_Task description:_ Repeat all entries exactly.

START Provided information

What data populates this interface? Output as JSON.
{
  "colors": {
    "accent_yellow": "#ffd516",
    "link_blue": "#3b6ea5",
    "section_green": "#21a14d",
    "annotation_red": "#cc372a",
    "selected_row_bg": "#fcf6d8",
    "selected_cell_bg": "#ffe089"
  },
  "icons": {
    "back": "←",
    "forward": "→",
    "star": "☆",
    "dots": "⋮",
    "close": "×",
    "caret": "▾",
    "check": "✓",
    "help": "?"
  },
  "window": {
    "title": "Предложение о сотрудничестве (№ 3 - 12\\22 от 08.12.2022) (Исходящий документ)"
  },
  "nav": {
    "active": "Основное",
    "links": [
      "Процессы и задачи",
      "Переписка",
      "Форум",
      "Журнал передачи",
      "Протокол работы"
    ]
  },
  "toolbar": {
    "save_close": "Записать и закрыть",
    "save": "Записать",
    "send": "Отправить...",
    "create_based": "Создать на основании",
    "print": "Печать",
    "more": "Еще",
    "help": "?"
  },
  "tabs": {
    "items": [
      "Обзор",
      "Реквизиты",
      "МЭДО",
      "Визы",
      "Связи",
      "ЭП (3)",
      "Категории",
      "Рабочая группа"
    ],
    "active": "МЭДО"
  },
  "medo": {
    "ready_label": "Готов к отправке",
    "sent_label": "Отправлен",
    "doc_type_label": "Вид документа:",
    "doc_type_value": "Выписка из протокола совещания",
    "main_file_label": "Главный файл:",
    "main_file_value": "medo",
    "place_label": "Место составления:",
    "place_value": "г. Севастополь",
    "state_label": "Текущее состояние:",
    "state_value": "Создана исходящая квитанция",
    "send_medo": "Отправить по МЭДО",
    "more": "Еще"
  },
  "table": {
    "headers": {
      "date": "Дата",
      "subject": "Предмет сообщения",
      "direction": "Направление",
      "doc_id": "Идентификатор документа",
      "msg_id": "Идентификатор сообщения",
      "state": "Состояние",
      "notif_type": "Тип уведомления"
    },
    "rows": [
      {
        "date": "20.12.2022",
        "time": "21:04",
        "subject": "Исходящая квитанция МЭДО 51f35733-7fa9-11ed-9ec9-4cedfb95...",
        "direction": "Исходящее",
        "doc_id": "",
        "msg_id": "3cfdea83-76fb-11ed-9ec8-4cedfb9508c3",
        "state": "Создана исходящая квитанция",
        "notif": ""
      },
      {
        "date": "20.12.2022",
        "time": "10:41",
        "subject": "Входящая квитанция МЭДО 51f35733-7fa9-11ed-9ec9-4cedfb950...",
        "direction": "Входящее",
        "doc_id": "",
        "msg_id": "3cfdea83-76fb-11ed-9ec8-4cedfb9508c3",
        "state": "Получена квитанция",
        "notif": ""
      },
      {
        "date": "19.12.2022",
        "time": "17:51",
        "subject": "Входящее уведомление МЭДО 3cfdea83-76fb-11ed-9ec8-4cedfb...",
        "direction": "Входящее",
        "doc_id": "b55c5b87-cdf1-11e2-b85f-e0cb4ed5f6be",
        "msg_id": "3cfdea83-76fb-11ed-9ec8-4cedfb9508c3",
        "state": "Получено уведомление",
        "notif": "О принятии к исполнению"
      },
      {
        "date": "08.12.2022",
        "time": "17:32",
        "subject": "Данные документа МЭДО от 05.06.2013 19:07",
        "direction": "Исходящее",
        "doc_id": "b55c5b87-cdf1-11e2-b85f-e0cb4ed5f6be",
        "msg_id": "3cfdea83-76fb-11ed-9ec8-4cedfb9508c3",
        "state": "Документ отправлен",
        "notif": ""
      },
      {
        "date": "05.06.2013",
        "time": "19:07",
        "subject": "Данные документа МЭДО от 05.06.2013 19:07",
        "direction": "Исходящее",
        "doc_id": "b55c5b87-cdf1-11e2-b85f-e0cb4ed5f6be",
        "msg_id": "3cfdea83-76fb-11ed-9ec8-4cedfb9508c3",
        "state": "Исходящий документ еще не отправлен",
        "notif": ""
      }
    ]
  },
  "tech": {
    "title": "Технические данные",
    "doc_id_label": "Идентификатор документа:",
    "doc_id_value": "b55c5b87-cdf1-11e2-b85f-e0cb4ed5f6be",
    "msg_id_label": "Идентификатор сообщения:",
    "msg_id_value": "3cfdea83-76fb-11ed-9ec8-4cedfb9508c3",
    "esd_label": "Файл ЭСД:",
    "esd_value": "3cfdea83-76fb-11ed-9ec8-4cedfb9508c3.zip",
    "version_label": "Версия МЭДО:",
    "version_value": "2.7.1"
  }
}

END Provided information

_Task solution:_
What data populates this interface? Output as JSON.
{
  "colors": {
    "accent_yellow": "#ffd516",
    "link_blue": "#3b6ea5",
    "section_green": "#21a14d",
    "annotation_red": "#cc372a",
    "selected_row_bg": "#fcf6d8",
    "selected_cell_bg": "#ffe089"
  },
  "icons": {
    "back": "←",
    "forward": "→",
    "star": "☆",
    "dots": "⋮",
    "close": "×",
    "caret": "▾",
    "check": "✓",
    "help": "?"
  },
  "window": {
    "title": "Предложение о сотрудничестве (№ 3 - 12\\22 от 08.12.2022) (Исходящий документ)"
  },
  "nav": {
    "active": "Основное",
    "links": [
      "Процессы и задачи",
      "Переписка",
      "Форум",
      "Журнал передачи",
      "Протокол работы"
    ]
  },
  "toolbar": {
    "save_close": "Записать и закрыть",
    "save": "Записать",
    "send": "Отправить...",
    "create_based": "Создать на основании",
    "print": "Печать",
    "more": "Еще",
    "help": "?"
  },
  "tabs": {
    "items": [
      "Обзор",
      "Реквизиты",
      "МЭДО",
      "Визы",
      "Связи",
      "ЭП (3)",
      "Категории",
      "Рабочая группа"
    ],
    "active": "МЭДО"
  },
  "medo": {
    "ready_label": "Готов к отправке",
    "sent_label": "Отправлен",
    "doc_type_label": "Вид документа:",
    "doc_type_value": "Выписка из протокола совещания",
    "main_file_label": "Главный файл:",
    "main_file_value": "medo",
    "place_label": "Место составления:",
    "place_value": "г. Севастополь",
    "state_label": "Текущее состояние:",
    "state_value": "Создана исходящая квитанция",
    "send_medo": "Отправить по МЭДО",
    "more": "Еще"
  },
  "table": {
    "headers": {
      "date": "Дата",
      "subject": "Предмет сообщения",
      "direction": "Направление",
      "doc_id": "Идентификатор документа",
      "msg_id": "Идентификатор сообщения",
      "state": "Состояние",
      "notif_type": "Тип уведомления"
    },
    "rows": [
      {
        "date": "20.12.2022",
        "time": "21:04",
        "subject": "Исходящая квитанция МЭДО 51f35733-7fa9-11ed-9ec9-4cedfb95...",
        "direction": "Исходящее",
        "doc_id": "",
        "msg_id": "3cfdea83-76fb-11ed-9ec8-4cedfb9508c3",
        "state": "Создана исходящая квитанция",
        "notif": ""
      },
      {
        "date": "20.12.2022",
        "time": "10:41",
        "subject": "Входящая квитанция МЭДО 51f35733-7fa9-11ed-9ec9-4cedfb950...",
        "direction": "Входящее",
        "doc_id": "",
        "msg_id": "3cfdea83-76fb-11ed-9ec8-4cedfb9508c3",
        "state": "Получена квитанция",
        "notif": ""
      },
      {
        "date": "19.12.2022",
        "time": "17:51",
        "subject": "Входящее уведомление МЭДО 3cfdea83-76fb-11ed-9ec8-4cedfb...",
        "direction": "Входящее",
        "doc_id": "b55c5b87-cdf1-11e2-b85f-e0cb4ed5f6be",
        "msg_id": "3cfdea83-76fb-11ed-9ec8-4cedfb9508c3",
        "state": "Получено уведомление",
        "notif": "О принятии к исполнению"
      },
      {
        "date": "08.12.2022",
        "time": "17:32",
        "subject": "Данные документа МЭДО от 05.06.2013 19:07",
        "direction": "Исходящее",
        "doc_id": "b55c5b87-cdf1-11e2-b85f-e0cb4ed5f6be",
        "msg_id": "3cfdea83-76fb-11ed-9ec8-4cedfb9508c3",
        "state": "Документ отправлен",
        "notif": ""
      },
      {
        "date": "05.06.2013",
        "time": "19:07",
        "subject": "Данные документа МЭДО от 05.06.2013 19:07",
        "direction": "Исходящее",
        "doc_id": "b55c5b87-cdf1-11e2-b85f-e0cb4ed5f6be",
        "msg_id": "3cfdea83-76fb-11ed-9ec8-4cedfb9508c3",
        "state": "Исходящий документ еще не отправлен",
        "notif": ""
      }
    ]
  },
  "tech": {
    "title": "Технические данные",
    "doc_id_label": "Идентификатор документа:",
    "doc_id_value": "b55c5b87-cdf1-11e2-b85f-e0cb4ed5f6be",
    "msg_id_label": "Идентификатор сообщения:",
    "msg_id_value": "3cfdea83-76fb-11ed-9ec8-4cedfb9508c3",
    "esd_label": "Файл ЭСД:",
    "esd_value": "3cfdea83-76fb-11ed-9ec8-4cedfb9508c3.zip",
    "version_label": "Версия МЭДО:",
    "version_value": "2.7.1"
  }
}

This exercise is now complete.